WHAT IS EXPECTED -
Reproduce each record below in full, word for word, without images.

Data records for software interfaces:

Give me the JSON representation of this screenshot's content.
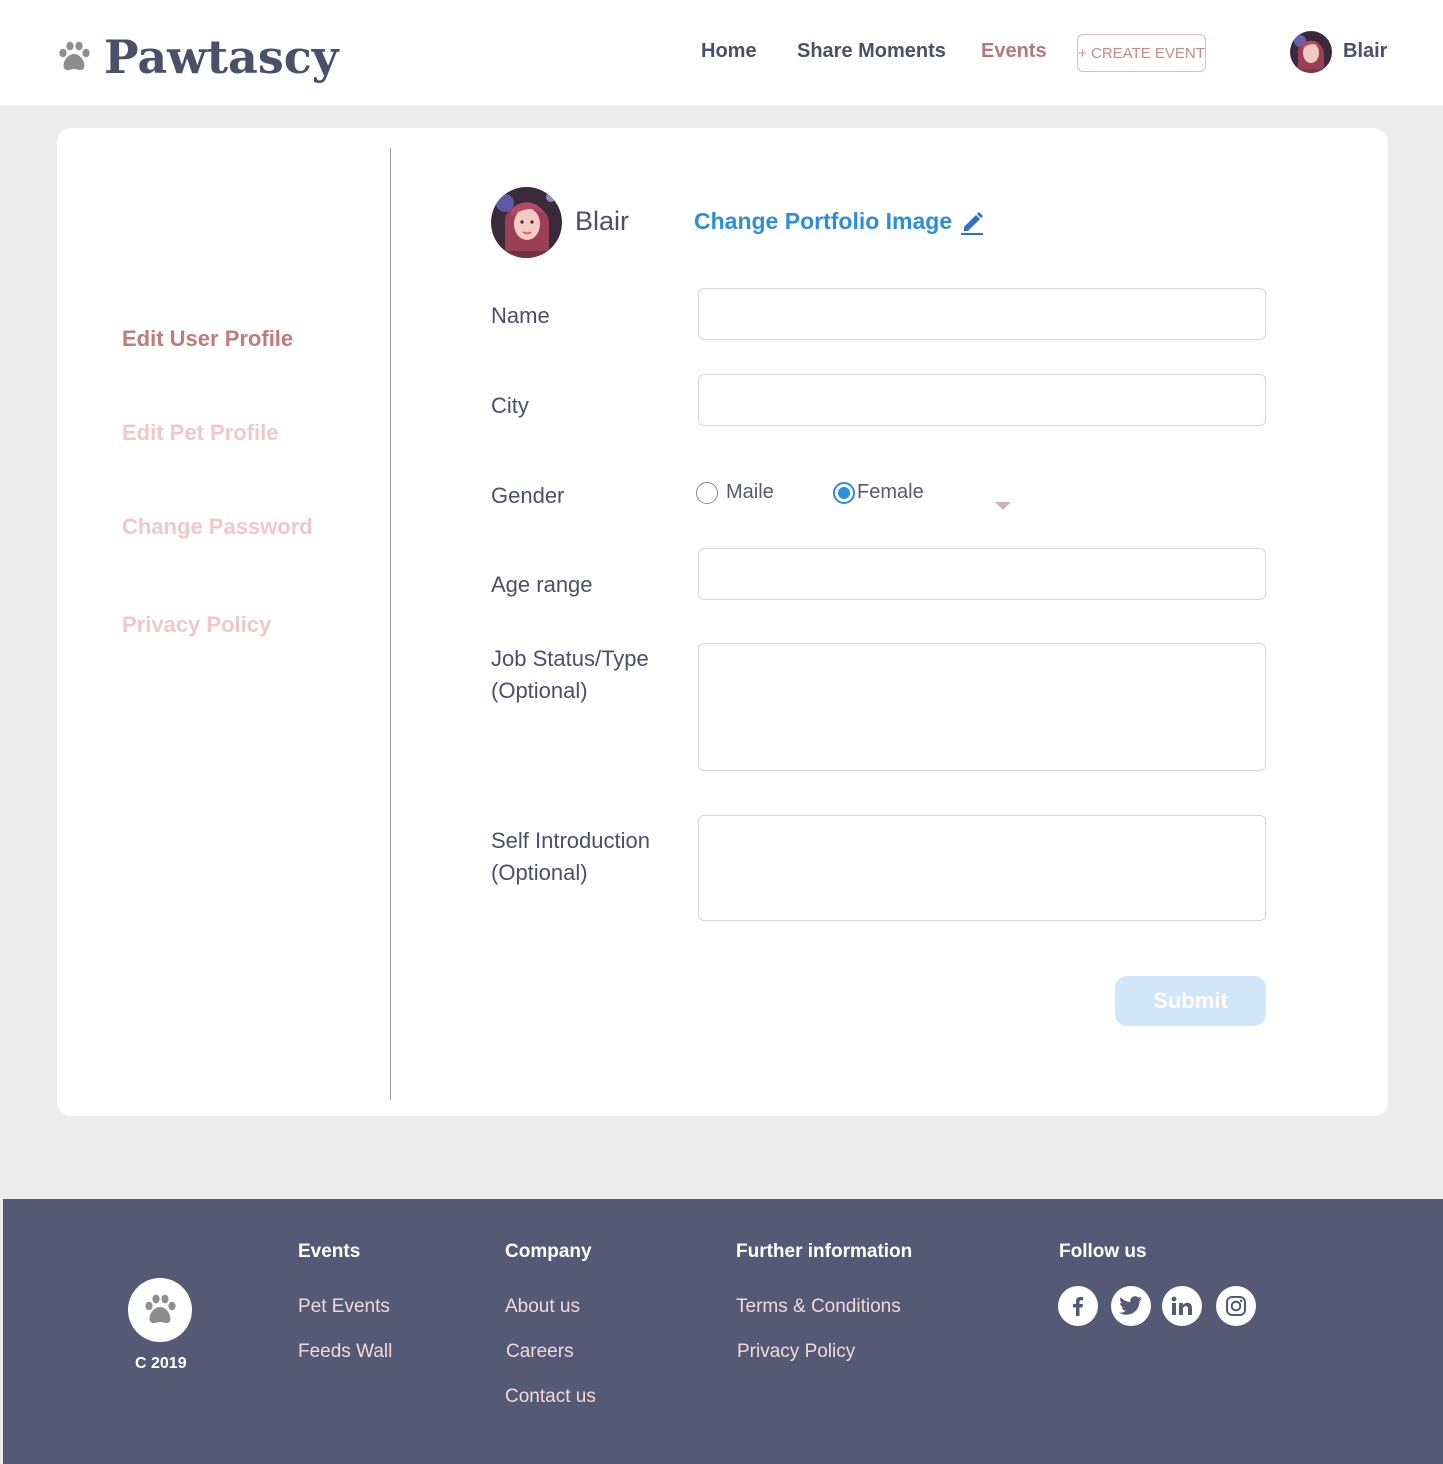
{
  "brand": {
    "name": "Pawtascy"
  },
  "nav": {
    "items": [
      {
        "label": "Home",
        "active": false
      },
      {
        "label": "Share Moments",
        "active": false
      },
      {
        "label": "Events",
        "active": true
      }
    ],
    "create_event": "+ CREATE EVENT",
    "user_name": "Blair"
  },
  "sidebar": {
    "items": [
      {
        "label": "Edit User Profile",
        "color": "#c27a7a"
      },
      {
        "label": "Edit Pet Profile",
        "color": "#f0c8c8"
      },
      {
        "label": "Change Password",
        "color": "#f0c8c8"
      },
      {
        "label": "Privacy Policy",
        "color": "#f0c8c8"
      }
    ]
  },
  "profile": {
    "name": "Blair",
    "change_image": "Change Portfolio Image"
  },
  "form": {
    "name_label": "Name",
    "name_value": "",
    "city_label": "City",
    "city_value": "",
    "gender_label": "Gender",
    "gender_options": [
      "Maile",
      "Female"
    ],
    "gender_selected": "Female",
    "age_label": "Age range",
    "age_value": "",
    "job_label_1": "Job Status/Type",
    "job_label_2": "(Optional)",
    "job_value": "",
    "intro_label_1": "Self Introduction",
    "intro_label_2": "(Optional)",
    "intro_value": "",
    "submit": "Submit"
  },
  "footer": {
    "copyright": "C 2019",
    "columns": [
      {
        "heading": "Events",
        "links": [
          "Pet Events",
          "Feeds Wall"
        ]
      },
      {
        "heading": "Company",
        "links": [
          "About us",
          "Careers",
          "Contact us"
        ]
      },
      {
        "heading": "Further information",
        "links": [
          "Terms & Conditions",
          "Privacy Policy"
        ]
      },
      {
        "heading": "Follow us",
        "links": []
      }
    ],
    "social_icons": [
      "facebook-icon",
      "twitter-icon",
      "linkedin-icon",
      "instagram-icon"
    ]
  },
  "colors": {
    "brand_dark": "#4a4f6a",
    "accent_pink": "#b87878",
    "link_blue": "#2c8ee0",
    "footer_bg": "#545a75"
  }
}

YOUR SOLUTION -
Give me the JSON representation of this screenshot's content.
{
  "brand": {
    "name": "Pawtascy"
  },
  "nav": {
    "items": [
      {
        "label": "Home",
        "active": false
      },
      {
        "label": "Share Moments",
        "active": false
      },
      {
        "label": "Events",
        "active": true
      }
    ],
    "create_event": "+ CREATE EVENT",
    "user_name": "Blair"
  },
  "sidebar": {
    "items": [
      {
        "label": "Edit User Profile",
        "color": "#c27a7a"
      },
      {
        "label": "Edit Pet Profile",
        "color": "#f0c8c8"
      },
      {
        "label": "Change Password",
        "color": "#f0c8c8"
      },
      {
        "label": "Privacy Policy",
        "color": "#f0c8c8"
      }
    ]
  },
  "profile": {
    "name": "Blair",
    "change_image": "Change Portfolio Image"
  },
  "form": {
    "name_label": "Name",
    "name_value": "",
    "city_label": "City",
    "city_value": "",
    "gender_label": "Gender",
    "gender_options": [
      "Maile",
      "Female"
    ],
    "gender_selected": "Female",
    "age_label": "Age range",
    "age_value": "",
    "job_label_1": "Job Status/Type",
    "job_label_2": "(Optional)",
    "job_value": "",
    "intro_label_1": "Self Introduction",
    "intro_label_2": "(Optional)",
    "intro_value": "",
    "submit": "Submit"
  },
  "footer": {
    "copyright": "C 2019",
    "columns": [
      {
        "heading": "Events",
        "links": [
          "Pet Events",
          "Feeds Wall"
        ]
      },
      {
        "heading": "Company",
        "links": [
          "About us",
          "Careers",
          "Contact us"
        ]
      },
      {
        "heading": "Further information",
        "links": [
          "Terms & Conditions",
          "Privacy Policy"
        ]
      },
      {
        "heading": "Follow us",
        "links": []
      }
    ],
    "social_icons": [
      "facebook-icon",
      "twitter-icon",
      "linkedin-icon",
      "instagram-icon"
    ]
  },
  "colors": {
    "brand_dark": "#4a4f6a",
    "accent_pink": "#b87878",
    "link_blue": "#2c8ee0",
    "footer_bg": "#545a75"
  }
}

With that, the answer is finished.